-- Excerpted records follows --
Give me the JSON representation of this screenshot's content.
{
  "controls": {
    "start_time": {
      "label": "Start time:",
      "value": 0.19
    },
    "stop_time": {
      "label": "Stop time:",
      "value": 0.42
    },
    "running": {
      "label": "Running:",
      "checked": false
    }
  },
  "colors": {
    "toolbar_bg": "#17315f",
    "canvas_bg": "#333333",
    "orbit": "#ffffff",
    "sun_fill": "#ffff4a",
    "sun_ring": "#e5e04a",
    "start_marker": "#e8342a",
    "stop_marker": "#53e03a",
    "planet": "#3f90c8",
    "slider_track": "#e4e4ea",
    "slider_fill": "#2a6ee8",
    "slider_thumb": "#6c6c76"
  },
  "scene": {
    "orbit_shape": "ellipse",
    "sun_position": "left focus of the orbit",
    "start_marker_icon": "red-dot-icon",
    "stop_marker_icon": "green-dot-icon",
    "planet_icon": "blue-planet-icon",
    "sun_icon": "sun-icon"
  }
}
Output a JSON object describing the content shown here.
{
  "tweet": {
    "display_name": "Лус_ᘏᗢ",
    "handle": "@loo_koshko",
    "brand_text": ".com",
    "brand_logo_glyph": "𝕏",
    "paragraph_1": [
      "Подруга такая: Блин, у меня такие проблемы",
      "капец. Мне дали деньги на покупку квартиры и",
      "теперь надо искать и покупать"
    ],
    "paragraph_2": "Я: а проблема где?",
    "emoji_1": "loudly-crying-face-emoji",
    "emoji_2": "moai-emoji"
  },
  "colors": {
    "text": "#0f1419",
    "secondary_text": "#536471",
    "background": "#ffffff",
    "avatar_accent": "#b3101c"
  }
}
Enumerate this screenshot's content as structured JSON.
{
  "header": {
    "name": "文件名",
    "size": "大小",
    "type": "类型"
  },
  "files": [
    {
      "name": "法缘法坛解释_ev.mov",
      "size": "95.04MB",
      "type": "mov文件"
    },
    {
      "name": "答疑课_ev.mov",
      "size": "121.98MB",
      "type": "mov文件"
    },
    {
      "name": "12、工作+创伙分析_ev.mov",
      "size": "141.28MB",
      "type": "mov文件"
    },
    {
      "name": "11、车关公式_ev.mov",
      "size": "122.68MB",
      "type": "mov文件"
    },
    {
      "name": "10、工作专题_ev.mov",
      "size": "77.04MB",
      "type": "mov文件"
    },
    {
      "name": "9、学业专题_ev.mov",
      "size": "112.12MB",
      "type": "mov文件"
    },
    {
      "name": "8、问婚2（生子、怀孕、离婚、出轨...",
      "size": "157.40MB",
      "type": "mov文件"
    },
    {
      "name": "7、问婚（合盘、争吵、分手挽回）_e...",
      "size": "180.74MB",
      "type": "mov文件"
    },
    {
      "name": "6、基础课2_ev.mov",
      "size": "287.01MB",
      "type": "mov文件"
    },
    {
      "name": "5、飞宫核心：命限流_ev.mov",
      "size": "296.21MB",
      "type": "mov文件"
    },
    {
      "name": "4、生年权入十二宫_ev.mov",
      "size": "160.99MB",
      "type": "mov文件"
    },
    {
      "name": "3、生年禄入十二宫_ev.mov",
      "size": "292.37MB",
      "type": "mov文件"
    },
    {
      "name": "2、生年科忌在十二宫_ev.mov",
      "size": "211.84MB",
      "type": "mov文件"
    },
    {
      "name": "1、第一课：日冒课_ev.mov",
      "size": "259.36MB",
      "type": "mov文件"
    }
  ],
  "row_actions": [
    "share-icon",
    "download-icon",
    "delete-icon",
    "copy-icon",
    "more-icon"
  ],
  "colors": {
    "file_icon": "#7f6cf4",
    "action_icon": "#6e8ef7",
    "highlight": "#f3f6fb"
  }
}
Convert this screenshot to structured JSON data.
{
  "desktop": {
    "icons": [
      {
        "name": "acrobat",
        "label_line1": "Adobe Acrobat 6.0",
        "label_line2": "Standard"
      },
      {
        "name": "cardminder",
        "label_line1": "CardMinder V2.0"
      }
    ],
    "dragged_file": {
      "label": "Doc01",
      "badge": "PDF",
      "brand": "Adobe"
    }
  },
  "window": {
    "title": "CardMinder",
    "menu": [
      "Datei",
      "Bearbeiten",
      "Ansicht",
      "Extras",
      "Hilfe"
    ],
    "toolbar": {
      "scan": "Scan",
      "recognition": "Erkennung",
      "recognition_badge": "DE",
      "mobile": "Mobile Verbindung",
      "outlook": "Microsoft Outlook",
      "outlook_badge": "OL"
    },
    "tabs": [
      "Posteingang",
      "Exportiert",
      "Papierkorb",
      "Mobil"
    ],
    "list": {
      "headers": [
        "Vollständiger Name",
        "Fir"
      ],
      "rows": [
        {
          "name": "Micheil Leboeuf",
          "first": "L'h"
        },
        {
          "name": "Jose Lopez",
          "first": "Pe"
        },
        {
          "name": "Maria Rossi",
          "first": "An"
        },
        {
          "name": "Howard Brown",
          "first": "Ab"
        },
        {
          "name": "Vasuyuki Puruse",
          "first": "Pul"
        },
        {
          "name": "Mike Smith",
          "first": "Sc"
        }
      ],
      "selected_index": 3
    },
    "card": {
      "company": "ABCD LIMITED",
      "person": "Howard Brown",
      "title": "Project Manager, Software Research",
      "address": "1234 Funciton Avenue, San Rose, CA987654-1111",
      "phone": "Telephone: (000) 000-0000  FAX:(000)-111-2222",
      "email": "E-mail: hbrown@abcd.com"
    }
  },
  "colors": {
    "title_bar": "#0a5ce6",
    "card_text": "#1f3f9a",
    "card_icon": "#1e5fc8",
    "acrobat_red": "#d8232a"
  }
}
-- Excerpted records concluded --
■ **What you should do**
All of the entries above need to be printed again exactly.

■ **Answer box**
Give me the JSON representation of this screenshot's content.
{
  "controls": {
    "start_time": {
      "label": "Start time:",
      "value": 0.19
    },
    "stop_time": {
      "label": "Stop time:",
      "value": 0.42
    },
    "running": {
      "label": "Running:",
      "checked": false
    }
  },
  "colors": {
    "toolbar_bg": "#17315f",
    "canvas_bg": "#333333",
    "orbit": "#ffffff",
    "sun_fill": "#ffff4a",
    "sun_ring": "#e5e04a",
    "start_marker": "#e8342a",
    "stop_marker": "#53e03a",
    "planet": "#3f90c8",
    "slider_track": "#e4e4ea",
    "slider_fill": "#2a6ee8",
    "slider_thumb": "#6c6c76"
  },
  "scene": {
    "orbit_shape": "ellipse",
    "sun_position": "left focus of the orbit",
    "start_marker_icon": "red-dot-icon",
    "stop_marker_icon": "green-dot-icon",
    "planet_icon": "blue-planet-icon",
    "sun_icon": "sun-icon"
  }
}
Output a JSON object describing the content shown here.
{
  "tweet": {
    "display_name": "Лус_ᘏᗢ",
    "handle": "@loo_koshko",
    "brand_text": ".com",
    "brand_logo_glyph": "𝕏",
    "paragraph_1": [
      "Подруга такая: Блин, у меня такие проблемы",
      "капец. Мне дали деньги на покупку квартиры и",
      "теперь надо искать и покупать"
    ],
    "paragraph_2": "Я: а проблема где?",
    "emoji_1": "loudly-crying-face-emoji",
    "emoji_2": "moai-emoji"
  },
  "colors": {
    "text": "#0f1419",
    "secondary_text": "#536471",
    "background": "#ffffff",
    "avatar_accent": "#b3101c"
  }
}
Enumerate this screenshot's content as structured JSON.
{
  "header": {
    "name": "文件名",
    "size": "大小",
    "type": "类型"
  },
  "files": [
    {
      "name": "法缘法坛解释_ev.mov",
      "size": "95.04MB",
      "type": "mov文件"
    },
    {
      "name": "答疑课_ev.mov",
      "size": "121.98MB",
      "type": "mov文件"
    },
    {
      "name": "12、工作+创伙分析_ev.mov",
      "size": "141.28MB",
      "type": "mov文件"
    },
    {
      "name": "11、车关公式_ev.mov",
      "size": "122.68MB",
      "type": "mov文件"
    },
    {
      "name": "10、工作专题_ev.mov",
      "size": "77.04MB",
      "type": "mov文件"
    },
    {
      "name": "9、学业专题_ev.mov",
      "size": "112.12MB",
      "type": "mov文件"
    },
    {
      "name": "8、问婚2（生子、怀孕、离婚、出轨...",
      "size": "157.40MB",
      "type": "mov文件"
    },
    {
      "name": "7、问婚（合盘、争吵、分手挽回）_e...",
      "size": "180.74MB",
      "type": "mov文件"
    },
    {
      "name": "6、基础课2_ev.mov",
      "size": "287.01MB",
      "type": "mov文件"
    },
    {
      "name": "5、飞宫核心：命限流_ev.mov",
      "size": "296.21MB",
      "type": "mov文件"
    },
    {
      "name": "4、生年权入十二宫_ev.mov",
      "size": "160.99MB",
      "type": "mov文件"
    },
    {
      "name": "3、生年禄入十二宫_ev.mov",
      "size": "292.37MB",
      "type": "mov文件"
    },
    {
      "name": "2、生年科忌在十二宫_ev.mov",
      "size": "211.84MB",
      "type": "mov文件"
    },
    {
      "name": "1、第一课：日冒课_ev.mov",
      "size": "259.36MB",
      "type": "mov文件"
    }
  ],
  "row_actions": [
    "share-icon",
    "download-icon",
    "delete-icon",
    "copy-icon",
    "more-icon"
  ],
  "colors": {
    "file_icon": "#7f6cf4",
    "action_icon": "#6e8ef7",
    "highlight": "#f3f6fb"
  }
}
Convert this screenshot to structured JSON data.
{
  "desktop": {
    "icons": [
      {
        "name": "acrobat",
        "label_line1": "Adobe Acrobat 6.0",
        "label_line2": "Standard"
      },
      {
        "name": "cardminder",
        "label_line1": "CardMinder V2.0"
      }
    ],
    "dragged_file": {
      "label": "Doc01",
      "badge": "PDF",
      "brand": "Adobe"
    }
  },
  "window": {
    "title": "CardMinder",
    "menu": [
      "Datei",
      "Bearbeiten",
      "Ansicht",
      "Extras",
      "Hilfe"
    ],
    "toolbar": {
      "scan": "Scan",
      "recognition": "Erkennung",
      "recognition_badge": "DE",
      "mobile": "Mobile Verbindung",
      "outlook": "Microsoft Outlook",
      "outlook_badge": "OL"
    },
    "tabs": [
      "Posteingang",
      "Exportiert",
      "Papierkorb",
      "Mobil"
    ],
    "list": {
      "headers": [
        "Vollständiger Name",
        "Fir"
      ],
      "rows": [
        {
          "name": "Micheil Leboeuf",
          "first": "L'h"
        },
        {
          "name": "Jose Lopez",
          "first": "Pe"
        },
        {
          "name": "Maria Rossi",
          "first": "An"
        },
        {
          "name": "Howard Brown",
          "first": "Ab"
        },
        {
          "name": "Vasuyuki Puruse",
          "first": "Pul"
        },
        {
          "name": "Mike Smith",
          "first": "Sc"
        }
      ],
      "selected_index": 3
    },
    "card": {
      "company": "ABCD LIMITED",
      "person": "Howard Brown",
      "title": "Project Manager, Software Research",
      "address": "1234 Funciton Avenue, San Rose, CA987654-1111",
      "phone": "Telephone: (000) 000-0000  FAX:(000)-111-2222",
      "email": "E-mail: hbrown@abcd.com"
    }
  },
  "colors": {
    "title_bar": "#0a5ce6",
    "card_text": "#1f3f9a",
    "card_icon": "#1e5fc8",
    "acrobat_red": "#d8232a"
  }
}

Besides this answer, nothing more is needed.